ACTION ITEM:
List each line of the data that holds the string "size", please.

▼▼▼

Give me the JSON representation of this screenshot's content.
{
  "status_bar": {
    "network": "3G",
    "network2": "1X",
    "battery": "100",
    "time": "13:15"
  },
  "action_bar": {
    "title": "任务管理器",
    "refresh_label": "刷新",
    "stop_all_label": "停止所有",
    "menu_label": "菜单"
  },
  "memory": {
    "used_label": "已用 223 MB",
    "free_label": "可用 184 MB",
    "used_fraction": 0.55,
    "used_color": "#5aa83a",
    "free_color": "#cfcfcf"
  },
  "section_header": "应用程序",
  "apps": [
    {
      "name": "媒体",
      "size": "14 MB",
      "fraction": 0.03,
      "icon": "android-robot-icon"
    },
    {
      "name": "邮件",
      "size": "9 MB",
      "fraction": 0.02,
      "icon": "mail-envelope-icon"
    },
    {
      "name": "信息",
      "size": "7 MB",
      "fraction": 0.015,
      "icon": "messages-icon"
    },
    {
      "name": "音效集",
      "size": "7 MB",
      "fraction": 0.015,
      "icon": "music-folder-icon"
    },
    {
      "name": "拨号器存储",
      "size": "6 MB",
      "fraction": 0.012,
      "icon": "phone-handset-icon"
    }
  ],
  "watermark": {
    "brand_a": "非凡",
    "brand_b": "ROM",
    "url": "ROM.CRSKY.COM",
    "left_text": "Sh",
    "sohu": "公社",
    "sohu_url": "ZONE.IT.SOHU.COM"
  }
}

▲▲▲

ANSWER:
      "size": "14 MB",
      "size": "9 MB",
      "size": "7 MB",
      "size": "7 MB",
      "size": "6 MB",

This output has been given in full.